Increase in the mean KAP score with age shows the exposure to increasing health needs with age and hence, more knowledge. Parity and education did not have any significant influence on the KAP score. This could be due to the inadequate sample size to demonstrate the difference. Larger studies will be able to provide better results.
Our study showed that the practice of Pap smear screening was very less but the attitude of our participants toward screening was good. Hence, health programs to improve the awareness of women can help in a great way to reduce the incidence of cervical cancer.
| Conclusion|| |
Knowledge of the teachers was better than that of the housewives, percentage-wise, though education did not show any significant influence on KAP. The practice of cervical cancer screening methods was not adequate among the teachers and the housewives. However, their attitude was welcoming. These findings suggest the need for better health programs to increase the practice of Pap smear among Indian women for better utilization of screening programs.
Financial support and sponsorship
Conflicts of interest
There are no conflicts of interest.
| References|| |
Elovainio L, Nieminen P, Miller AB. Impact of cancer screening on women's health. Int J Gynaecol Obstet 1997;58:137-47.
Ferlay J, Shin HR, Bray F, Forman D, Mathers C, Parkin DM. Estimates of worldwide burden of cancer in 2008: GLOBOCAN 2008. Int J Cancer 2010;127:2893-917.
Nandakumar A, Gupta PC, Gangadharan P, Visweswara RN. National Cancer Registry Programme (NCRP-ICMR): Development of an Atlas of Cancer in India. First All India Report, 2001-2002. Vol. 1 and 2. Bangalore: NCRP; 2010.
Munoz N, Bosch FX, de Sanjosé S, Herrero R, Castellsagué X, Shah KV, et al
. Epidemiologic classification of human papillomavirus types associated with cervical cancer. N Engl J Med 2003;348:518-27.
Walboomers JM, Jacobs MV, Manos MM, Bosch FX, Kummer JA, Shah KV, et al
. Human papillomavirus is a necessary cause of invasive cervical caner worldwide. J Pathol 1999;189:12-9.
Eddy DM. Screening for cervical cancer. Ann Intern Med 1990;113:214-26.
Sait KH. Attitudes, knowledge, and practices in relation to cervical cancer and its screening among women in Saudi Arabia. Saudi Med J 2009;30:1208-12.
Siddharthar J, Rajkumar B, Deivasigamani K. Knowledge, awareness and prevention of cervical cancer among women attending a tertiary care hospital in Puducherry, India. J Clin Diagn Res 2014;8:OC01-3.

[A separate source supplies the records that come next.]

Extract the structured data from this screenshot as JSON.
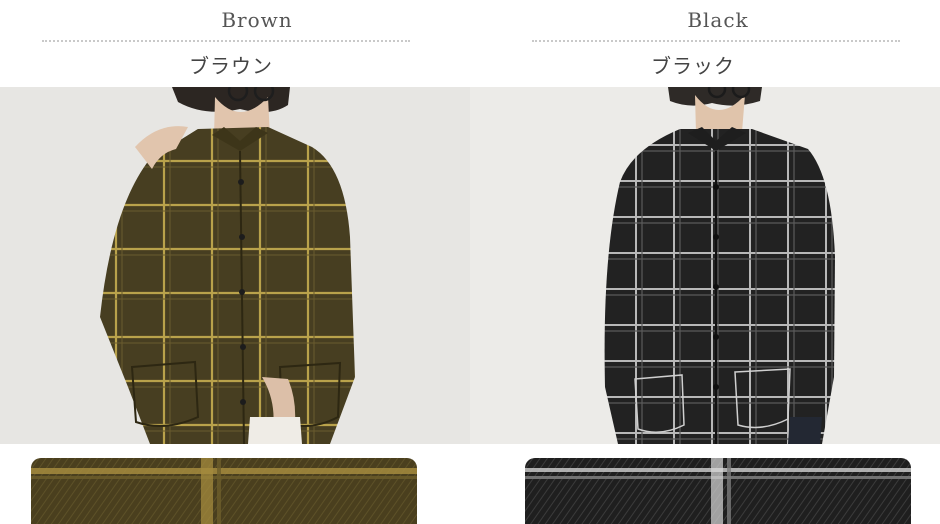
{
  "colors": [
    {
      "name_en": "Brown",
      "name_ja": "ブラウン",
      "fabric_base": "#4e4424",
      "check_line": "#b9a24b",
      "background": "#e7e6e3"
    },
    {
      "name_en": "Black",
      "name_ja": "ブラック",
      "fabric_base": "#2a2a2a",
      "check_line": "#b8b8b8",
      "background": "#ecebe8"
    }
  ]
}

Shrestha J, Saha R, Tripathi N. Knowledge, attitude and practice regarding cervical cancer screening amongst women visiting tertiary centre in Kathmandu, Nepal. Nepal J Med Sci 2013;2:85-90.
Wong LP, Wong YL, Low WY, Khoo EM, Shuib R. Knowledge and awareness of cervical cancer and screening among Malaysian women who have never had a Pap smear: A qualitative study. Singapore Med J 2009;50:49-53.
[Table 1], [Table 2], [Table 3]